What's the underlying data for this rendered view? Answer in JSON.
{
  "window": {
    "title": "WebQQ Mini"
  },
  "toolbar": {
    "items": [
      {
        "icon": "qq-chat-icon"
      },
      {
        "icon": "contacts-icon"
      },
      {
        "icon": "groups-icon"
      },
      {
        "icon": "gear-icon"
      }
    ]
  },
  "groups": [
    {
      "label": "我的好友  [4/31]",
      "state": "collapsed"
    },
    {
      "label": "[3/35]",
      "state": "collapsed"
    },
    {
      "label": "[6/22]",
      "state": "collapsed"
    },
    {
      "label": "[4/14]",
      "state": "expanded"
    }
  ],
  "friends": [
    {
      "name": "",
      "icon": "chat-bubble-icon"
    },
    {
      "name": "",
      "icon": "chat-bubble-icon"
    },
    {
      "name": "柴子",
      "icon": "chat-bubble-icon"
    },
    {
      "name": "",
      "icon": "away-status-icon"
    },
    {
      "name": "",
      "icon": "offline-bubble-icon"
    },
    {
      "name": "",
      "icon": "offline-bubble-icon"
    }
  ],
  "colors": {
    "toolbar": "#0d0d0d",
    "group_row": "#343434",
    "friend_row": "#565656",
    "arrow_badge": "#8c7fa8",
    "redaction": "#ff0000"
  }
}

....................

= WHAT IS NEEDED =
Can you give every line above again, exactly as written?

= OUTPUT OF THE TASK =
What's the underlying data for this rendered view? Answer in JSON.
{
  "window": {
    "title": "WebQQ Mini"
  },
  "toolbar": {
    "items": [
      {
        "icon": "qq-chat-icon"
      },
      {
        "icon": "contacts-icon"
      },
      {
        "icon": "groups-icon"
      },
      {
        "icon": "gear-icon"
      }
    ]
  },
  "groups": [
    {
      "label": "我的好友  [4/31]",
      "state": "collapsed"
    },
    {
      "label": "[3/35]",
      "state": "collapsed"
    },
    {
      "label": "[6/22]",
      "state": "collapsed"
    },
    {
      "label": "[4/14]",
      "state": "expanded"
    }
  ],
  "friends": [
    {
      "name": "",
      "icon": "chat-bubble-icon"
    },
    {
      "name": "",
      "icon": "chat-bubble-icon"
    },
    {
      "name": "柴子",
      "icon": "chat-bubble-icon"
    },
    {
      "name": "",
      "icon": "away-status-icon"
    },
    {
      "name": "",
      "icon": "offline-bubble-icon"
    },
    {
      "name": "",
      "icon": "offline-bubble-icon"
    }
  ],
  "colors": {
    "toolbar": "#0d0d0d",
    "group_row": "#343434",
    "friend_row": "#565656",
    "arrow_badge": "#8c7fa8",
    "redaction": "#ff0000"
  }
}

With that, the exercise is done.